Naomi Wadler, 11 years old, lead a walk out at her school after Parkland and repped the African American girls whose lives were lost to gun violence. She said, “I am here today to represent Courtlin Arrington. I am here today to represent Hadiya Pendleton. I am here today to represent Taiyania Thompson, who at just 16 years old, was shot dead at her home here in Washington, DC. I am here today to acknowledge and represent the African American girls whose stories don't make the front page of every national newspaper, whose stories don't lead on the evening news.”
As soon as the Parkland students started organizing and got immense support from celebrities and funders, the disparity in support and attention was obvious. Connecting vigilante violence and police violence to mass shootings has been critically important, and Black organizers showed up big yesterday.

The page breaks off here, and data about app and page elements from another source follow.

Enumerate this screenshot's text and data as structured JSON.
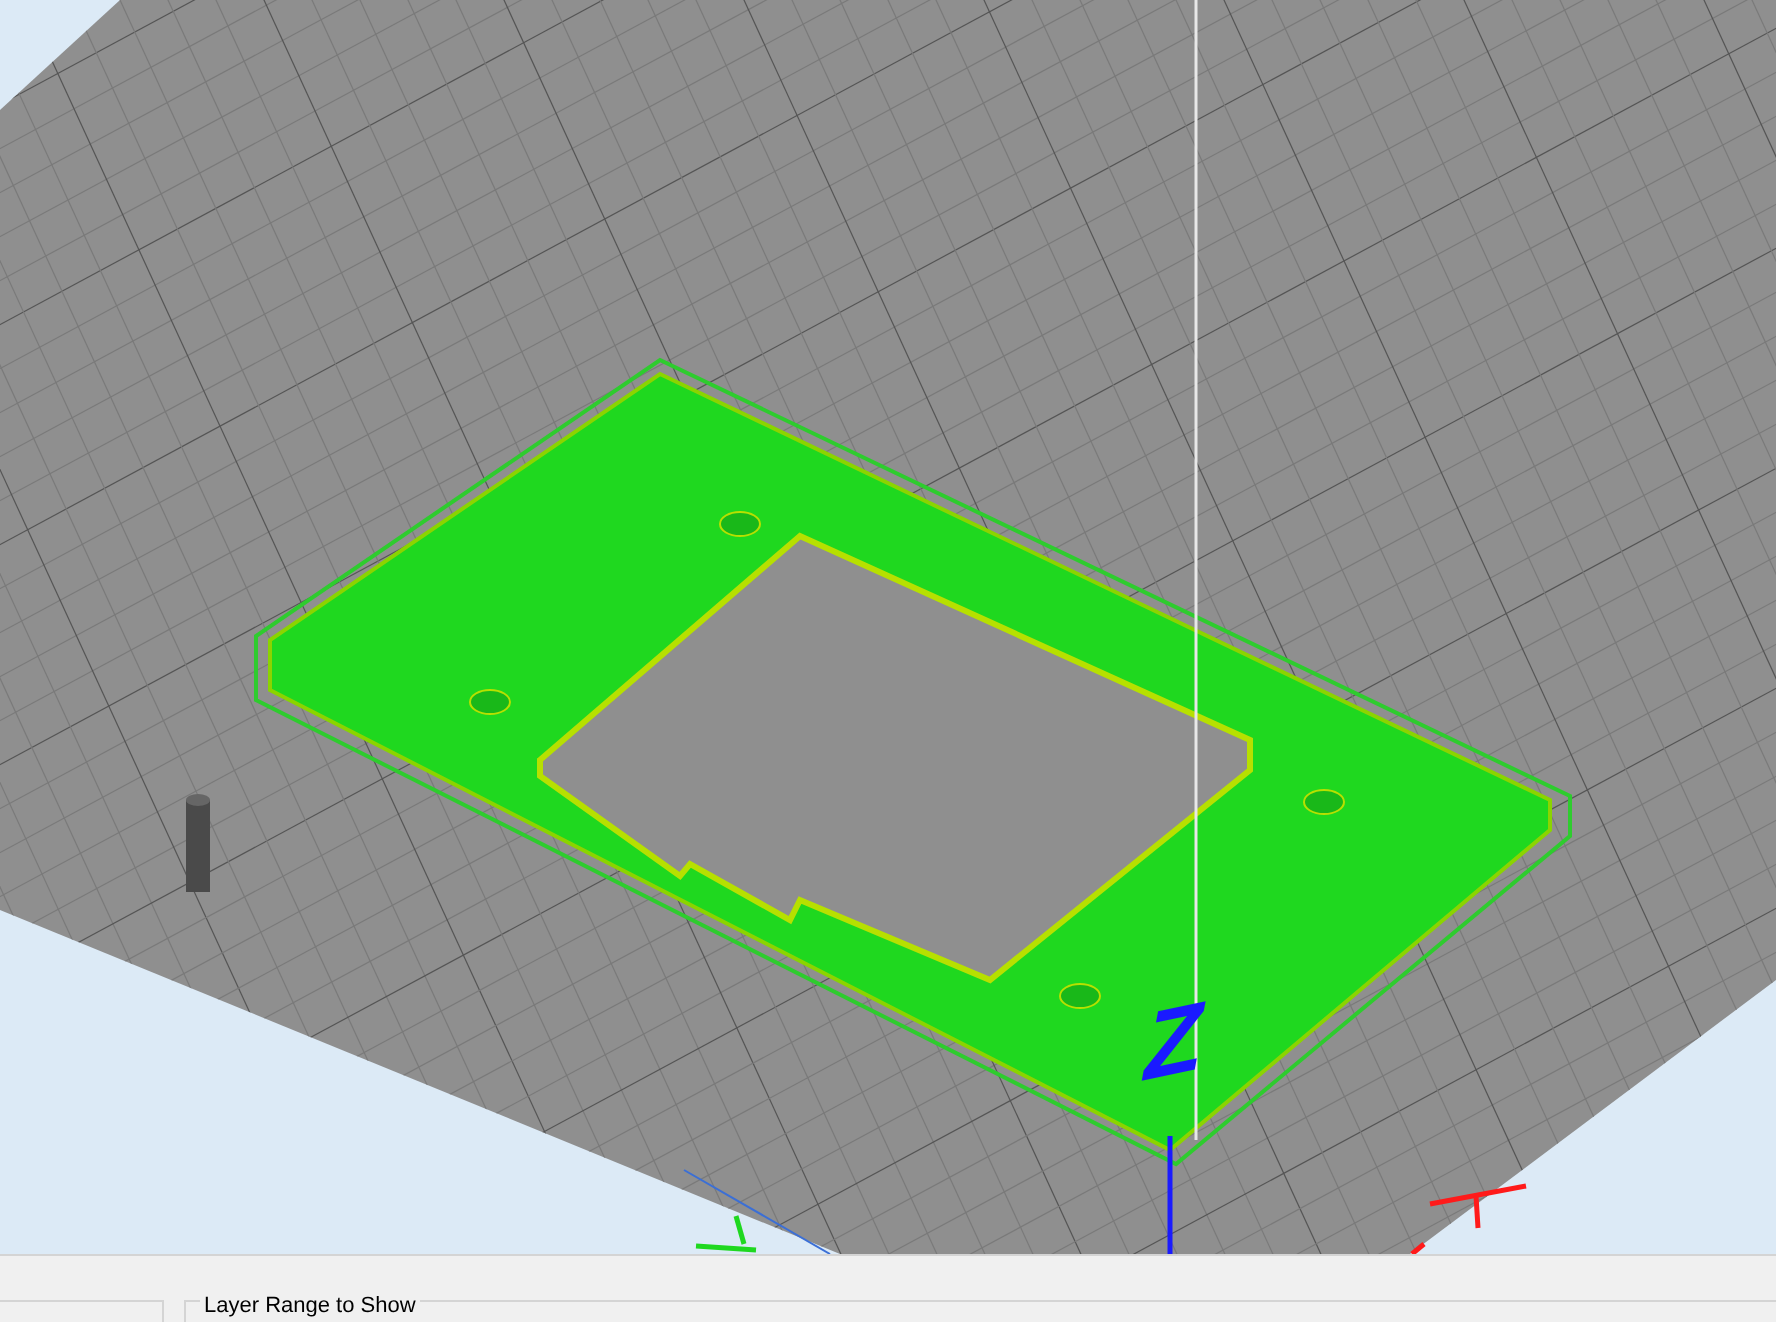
{
  "viewport": {
    "axis_label": "Z"
  },
  "bottom_panel": {
    "group_title": "Layer Range to Show"
  }
}
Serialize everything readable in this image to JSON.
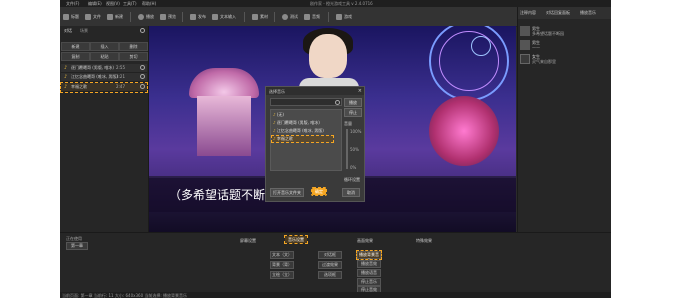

We can’t reflect on the March For Our Lives without acknowledging that police killed Stephon Clark for no reason in Sacramento last week, in his grandparents’ backyard. The cops turned off the audio on their body cams, and said they thought his cell phone was a gun. The police chief says he doesn’t know why the police did that, but we all know how to say “cover up.”
It may be too soon, but when you’ve settled down from the excitement of the March, read these two pieces. We need to consider how “protecting kids from guns” opens the door to deep militarization of schools and criminalization of children themselves. After all, the Governor of Florida just had to reject a bill that would arm teachers, which I know will only end in dead kids of color. These two pieces of writing lay out the risks, and they are real.